** Work request **
Search the material below for the string "down" and list each line that holds it.

** Information given **

————————

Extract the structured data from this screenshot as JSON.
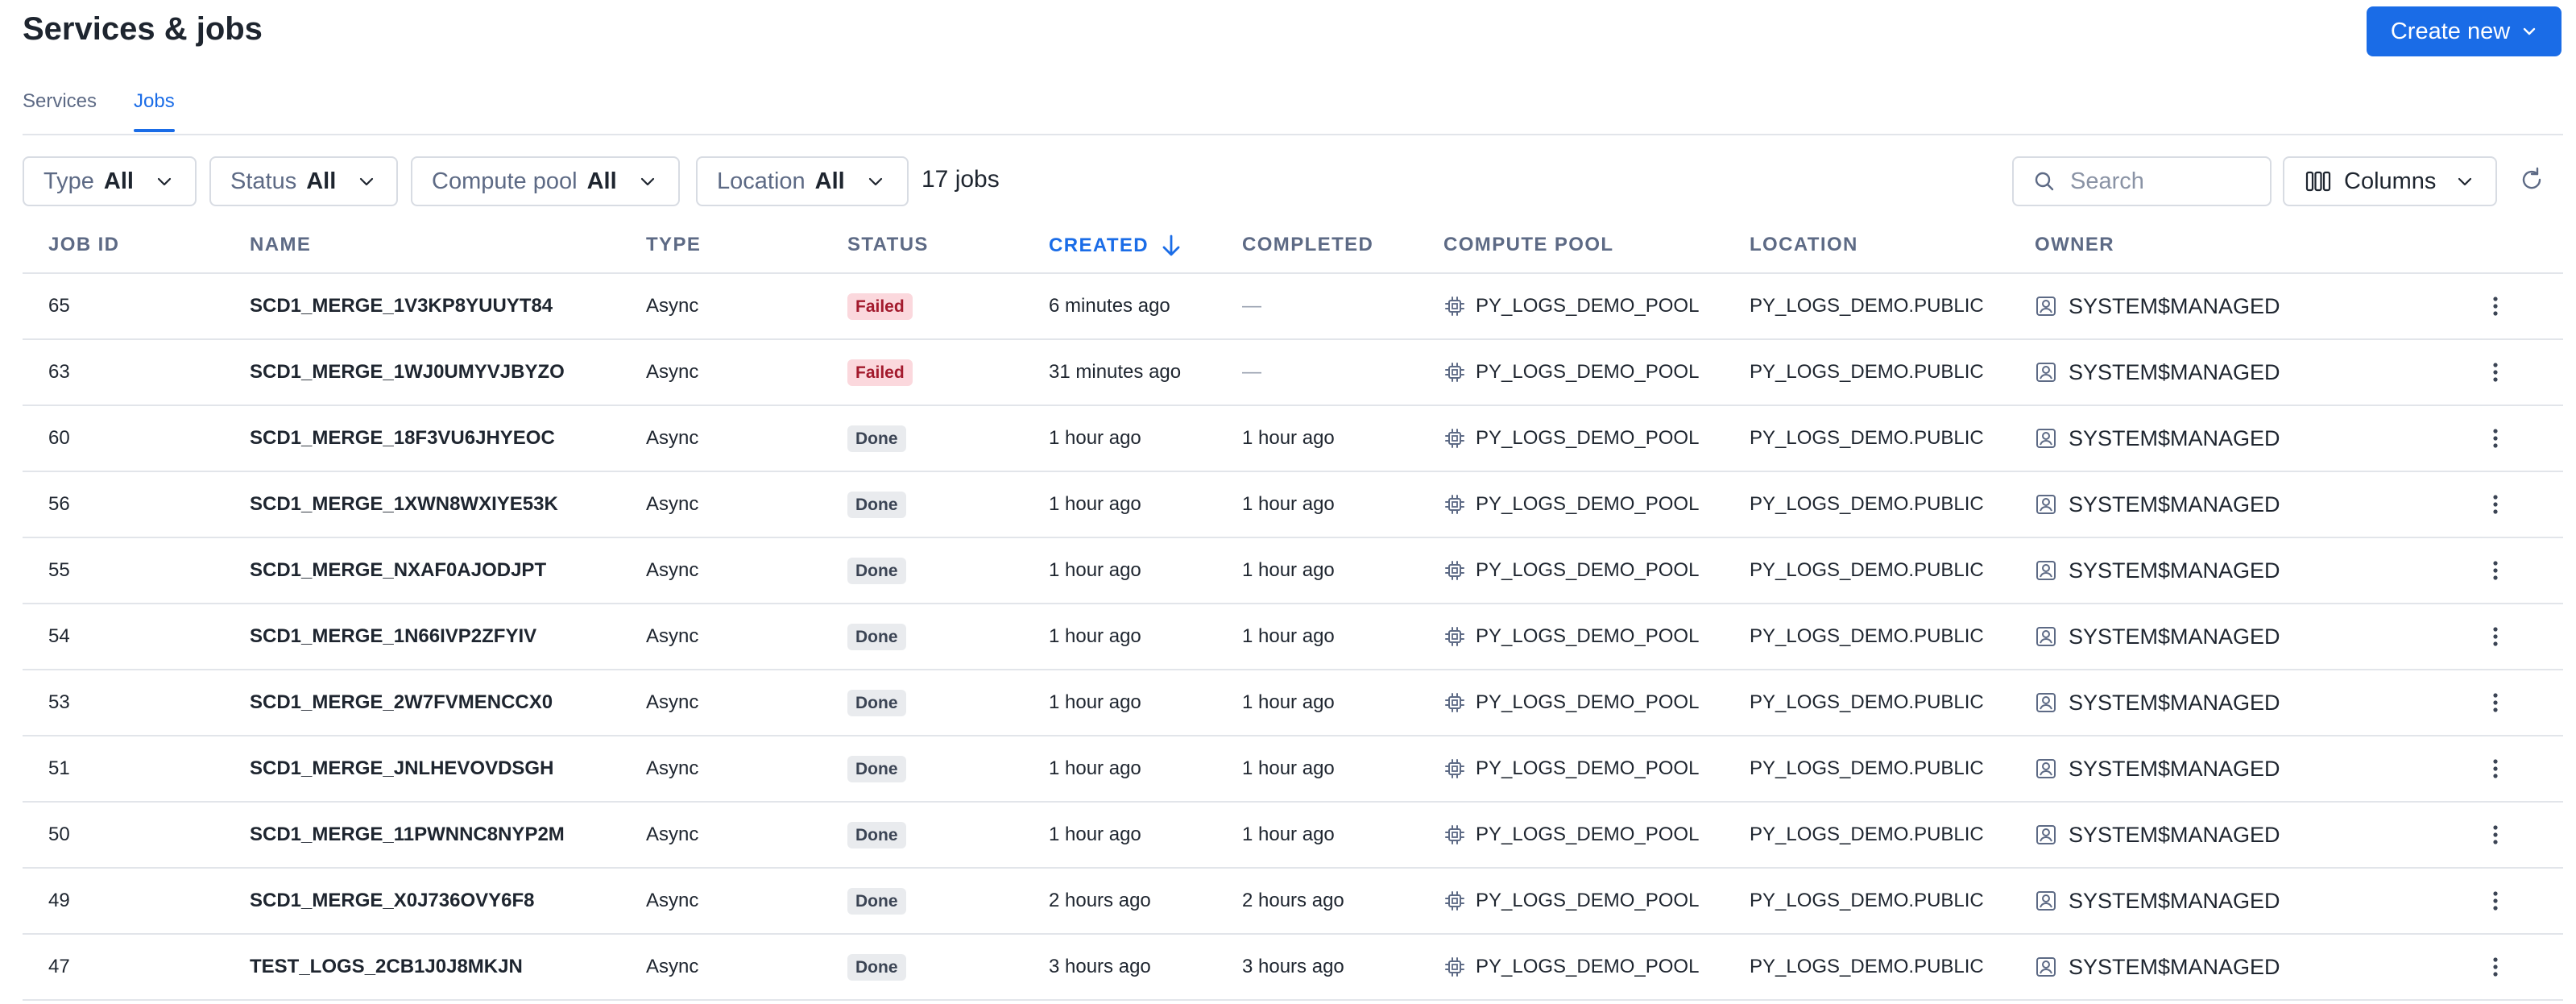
{
  "header": {
    "title": "Services & jobs",
    "create_label": "Create new"
  },
  "tabs": [
    {
      "label": "Services"
    },
    {
      "label": "Jobs"
    }
  ],
  "filters": [
    {
      "label": "Type",
      "value": "All"
    },
    {
      "label": "Status",
      "value": "All"
    },
    {
      "label": "Compute pool",
      "value": "All"
    },
    {
      "label": "Location",
      "value": "All"
    }
  ],
  "jobs_count": "17 jobs",
  "search": {
    "placeholder": "Search"
  },
  "columns_label": "Columns",
  "table": {
    "columns": [
      "JOB ID",
      "NAME",
      "TYPE",
      "STATUS",
      "CREATED",
      "COMPLETED",
      "COMPUTE POOL",
      "LOCATION",
      "OWNER"
    ],
    "sorted_column": "CREATED",
    "rows": [
      {
        "id": "65",
        "name": "SCD1_MERGE_1V3KP8YUUYT84",
        "type": "Async",
        "status": "Failed",
        "created": "6 minutes ago",
        "completed": "—",
        "pool": "PY_LOGS_DEMO_POOL",
        "location": "PY_LOGS_DEMO.PUBLIC",
        "owner": "SYSTEM$MANAGED"
      },
      {
        "id": "63",
        "name": "SCD1_MERGE_1WJ0UMYVJBYZO",
        "type": "Async",
        "status": "Failed",
        "created": "31 minutes ago",
        "completed": "—",
        "pool": "PY_LOGS_DEMO_POOL",
        "location": "PY_LOGS_DEMO.PUBLIC",
        "owner": "SYSTEM$MANAGED"
      },
      {
        "id": "60",
        "name": "SCD1_MERGE_18F3VU6JHYEOC",
        "type": "Async",
        "status": "Done",
        "created": "1 hour ago",
        "completed": "1 hour ago",
        "pool": "PY_LOGS_DEMO_POOL",
        "location": "PY_LOGS_DEMO.PUBLIC",
        "owner": "SYSTEM$MANAGED"
      },
      {
        "id": "56",
        "name": "SCD1_MERGE_1XWN8WXIYE53K",
        "type": "Async",
        "status": "Done",
        "created": "1 hour ago",
        "completed": "1 hour ago",
        "pool": "PY_LOGS_DEMO_POOL",
        "location": "PY_LOGS_DEMO.PUBLIC",
        "owner": "SYSTEM$MANAGED"
      },
      {
        "id": "55",
        "name": "SCD1_MERGE_NXAF0AJODJPT",
        "type": "Async",
        "status": "Done",
        "created": "1 hour ago",
        "completed": "1 hour ago",
        "pool": "PY_LOGS_DEMO_POOL",
        "location": "PY_LOGS_DEMO.PUBLIC",
        "owner": "SYSTEM$MANAGED"
      },
      {
        "id": "54",
        "name": "SCD1_MERGE_1N66IVP2ZFYIV",
        "type": "Async",
        "status": "Done",
        "created": "1 hour ago",
        "completed": "1 hour ago",
        "pool": "PY_LOGS_DEMO_POOL",
        "location": "PY_LOGS_DEMO.PUBLIC",
        "owner": "SYSTEM$MANAGED"
      },
      {
        "id": "53",
        "name": "SCD1_MERGE_2W7FVMENCCX0",
        "type": "Async",
        "status": "Done",
        "created": "1 hour ago",
        "completed": "1 hour ago",
        "pool": "PY_LOGS_DEMO_POOL",
        "location": "PY_LOGS_DEMO.PUBLIC",
        "owner": "SYSTEM$MANAGED"
      },
      {
        "id": "51",
        "name": "SCD1_MERGE_JNLHEVOVDSGH",
        "type": "Async",
        "status": "Done",
        "created": "1 hour ago",
        "completed": "1 hour ago",
        "pool": "PY_LOGS_DEMO_POOL",
        "location": "PY_LOGS_DEMO.PUBLIC",
        "owner": "SYSTEM$MANAGED"
      },
      {
        "id": "50",
        "name": "SCD1_MERGE_11PWNNC8NYP2M",
        "type": "Async",
        "status": "Done",
        "created": "1 hour ago",
        "completed": "1 hour ago",
        "pool": "PY_LOGS_DEMO_POOL",
        "location": "PY_LOGS_DEMO.PUBLIC",
        "owner": "SYSTEM$MANAGED"
      },
      {
        "id": "49",
        "name": "SCD1_MERGE_X0J736OVY6F8",
        "type": "Async",
        "status": "Done",
        "created": "2 hours ago",
        "completed": "2 hours ago",
        "pool": "PY_LOGS_DEMO_POOL",
        "location": "PY_LOGS_DEMO.PUBLIC",
        "owner": "SYSTEM$MANAGED"
      },
      {
        "id": "47",
        "name": "TEST_LOGS_2CB1J0J8MKJN",
        "type": "Async",
        "status": "Done",
        "created": "3 hours ago",
        "completed": "3 hours ago",
        "pool": "PY_LOGS_DEMO_POOL",
        "location": "PY_LOGS_DEMO.PUBLIC",
        "owner": "SYSTEM$MANAGED"
      }
    ]
  },
  "icons": {
    "create_chevron": "chevron-down-icon",
    "filter_chevron": "chevron-down-icon",
    "search": "search-icon",
    "columns": "columns-icon",
    "refresh": "refresh-icon",
    "sort": "arrow-down-icon",
    "pool": "chip-icon",
    "owner": "user-badge-icon",
    "menu": "more-vertical-icon"
  },
  "colors": {
    "accent": "#1a6ce7",
    "failed_bg": "#fbd8dd",
    "failed_text": "#a31a2d",
    "done_bg": "#e9ebee"
  }
}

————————

** Exercise answer **
    "create_chevron": "chevron-down-icon",
    "filter_chevron": "chevron-down-icon",
    "sort": "arrow-down-icon",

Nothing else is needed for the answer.